MORGANTOWN, W.Va. -- Republican Senate nominee John Raese is hoping that concerns over Democratic cap and trade proposals will help propel him to a surprising victory in the special election to fill the late West Virginia Sen. Robert Byrd's seat.
In an interview with RealClearPolitics on Sunday, Raese said that his campaign will launch a new television ad on Tuesday hitting his opponent-Democratic Governor Joe Manchin-for pushing through the state legislature last year the Alternative and Renewable Energy Portfolio Act, which compelled West Virginia's utilities to obtain 25 percent of their electricity from alternative energy sources by 2025.
"We call it cap and trade Manchin-style," Raese said. "Do the people of West Virginia trust a governor in the state of West Virginia who has already implemented cap and trade here in West Virginia? They're a little concerned about sending him to Washington right now."
In an interview later in the day during his visit to the National Hunting and Fishing Days event in Roanoake, Manchin laughed off Raese's criticism of the law and said that he would not have done anything differently in enacting it.
"Tell him he should read it first," Manchin said. "The coal industry helped put it together."
Manchin said that he would not support a cap and trade bill at the national level and has "gone toe to toe" with President Obama on the issue, even as Raese has worked relentlessly to portray the two Democrats as kindred spirits politically.
A fixture of Republican politics in West Virginia for the better part of three decades, Raese has twice run unsuccessfully as his party's Senate nominee and once as a gubernatorial primary challenger.
As he waited to take off on a private jet for a Washington, D.C., fundraising jaunt, Raese appeared confident that this would finally be his year, even as he faces a popular incumbent governor who until recently was widely expected to cruise to victory in the Senate race.
A recent Public Policy Polling survey showed Raese with a three-point lead among likely voters, while a Rasmussen Reports poll had Manchin ahead by seven percent.
"Today you can be a good governor in the state of West Virginia, let's say, or at least have a high popularity rate," Raese said. "But a lot of people in the state don't want to send him to be the next vote for Barack Obama, and it seems Democrats pretty much vote rank and file as Obama wants them to."
Dressed in black from head to toe with his cowboy boots resting by the airport lounge's fireplace, Raese confidently cited statistics and elaborated upon talking points with the ease of a seasoned political veteran.
Like his opponent, Raese radiated laid-back West Virginia charm as he answered questions on a wide range of topics. But unlike Manchin, Raese, who has come under fire for maintaining a rarefied lifestyle and elaborate family residence in Florida, carried little hint of Appalachian English in his voice.
Still, Raese appeared equally at ease in sharing memories of his nonagenarian grandmother's aptitude with a shotgun as he did in offering his favorable impressions of Sean Connery, which he formed upon meeting the actor at a party in Palm Beach.
When Raese mentioned that the logistics of campaigning had changed slightly during this cycle due to the advent of "Facepage" and "Tweeter," it was difficult to tell whether he truly was confounded by the names of the social networking services or was simply putting his audience on.
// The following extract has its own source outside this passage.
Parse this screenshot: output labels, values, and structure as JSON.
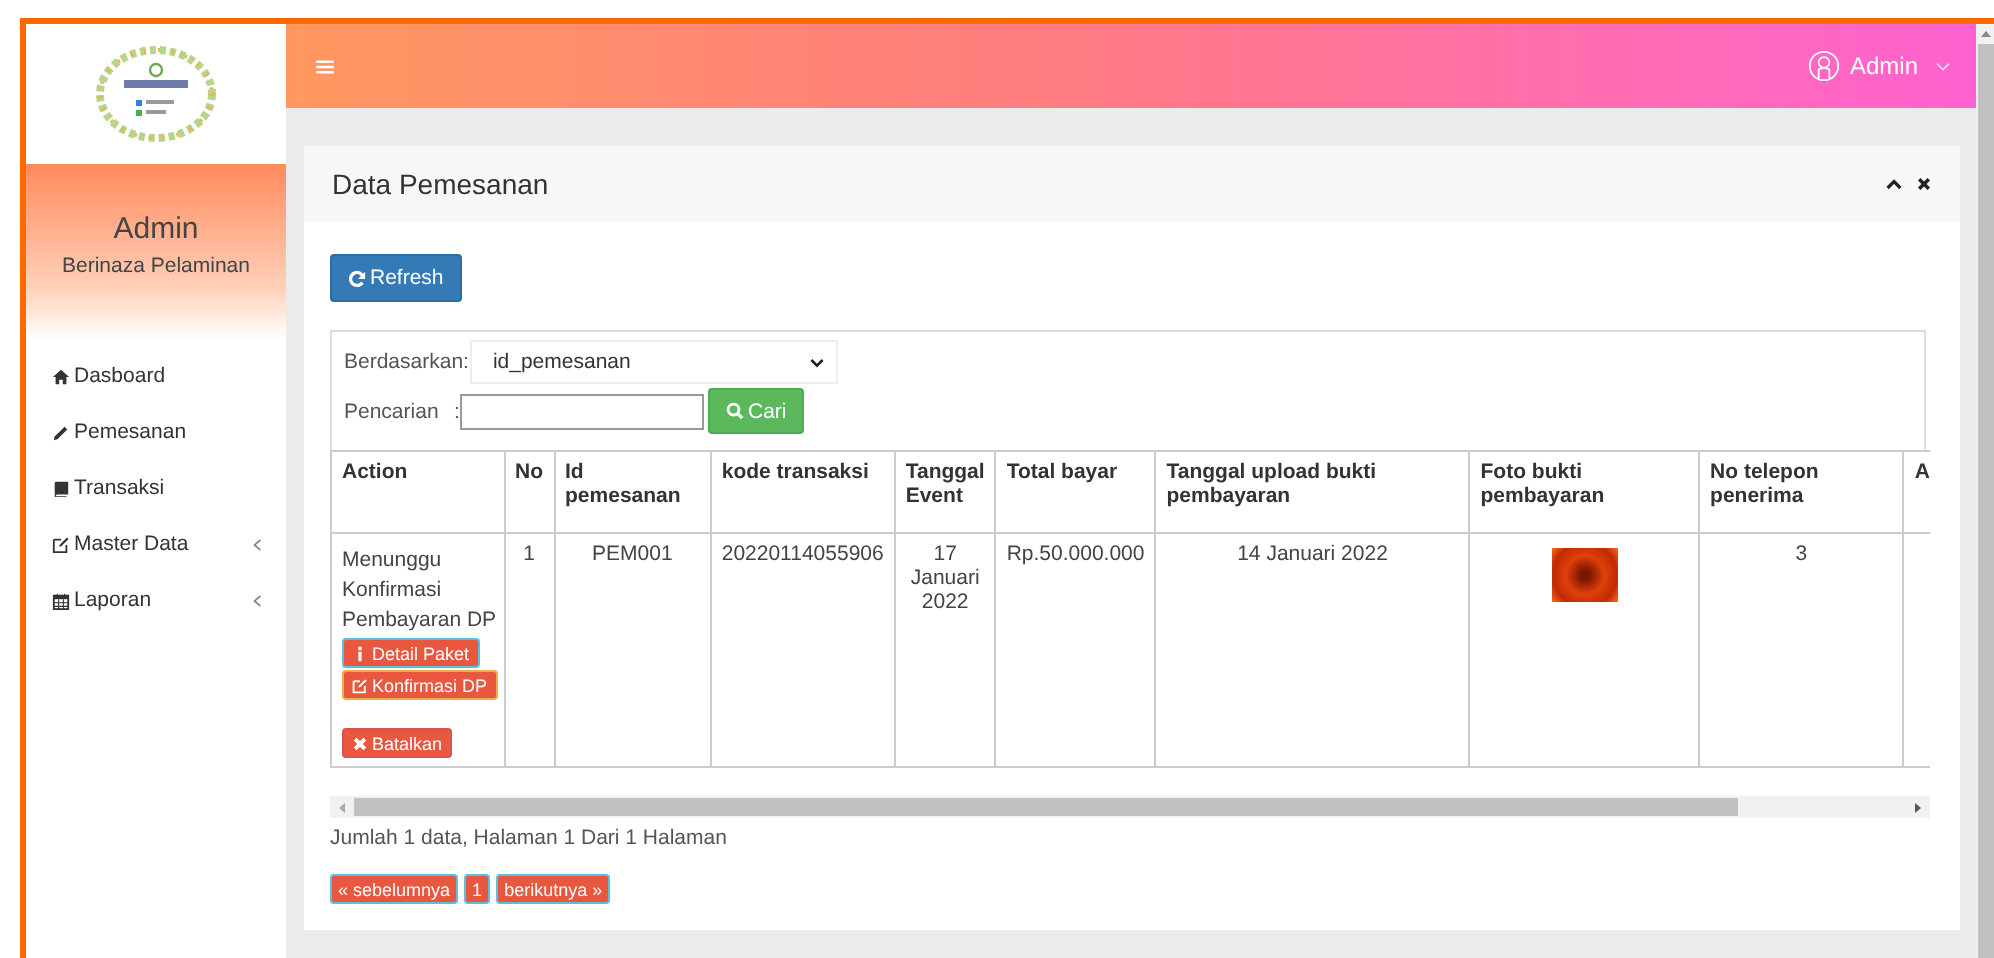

Even as he joked that the tea party movement was "a little bit to the left" of his worldview, Raese was decidedly serious about his hardcore conservatism.
He said that he "violently opposed" the federal stimulus funds that Manchin accepted for the state, wanted to abolish the Department of Education (and potentially the Department of Energy), and favored congressional term limits.
Turning back to the coal industry, Raese said that he had "zero" belief in the idea that human activity was contributing to climate change.
"The oceans that surround the world produce 185 billion tons of CO2 per annum. Man per annum only produces six billion tons, so what could possibly be the concern?" Raese said. "One volcano puts out more toxic gases-one volcano-than man makes in a whole year. And when you look at this ‘climate change,' and when you look at the regular climate change that we all have in the world, we have warm and we have cooling spells."
Manchin was more ambivalent about what he described the "scientific discord" on climate change but was adamant that his policies had not cost the state any jobs.
"My main concern is the security of this nation," Manchin said. "If you want to shut Iran down from having a nuclear armament, then shouldn't you shut the cash off that goes to them from buying their product? How do you do that? You can't unless you become more energy independent. And we can do it."
Manchin's push to invest in alternative energy sources is one that has made inroads nationally in recent years, but Raese is banking his candidacy on the idea that it will remain a tough case to sell in the heart of coal country.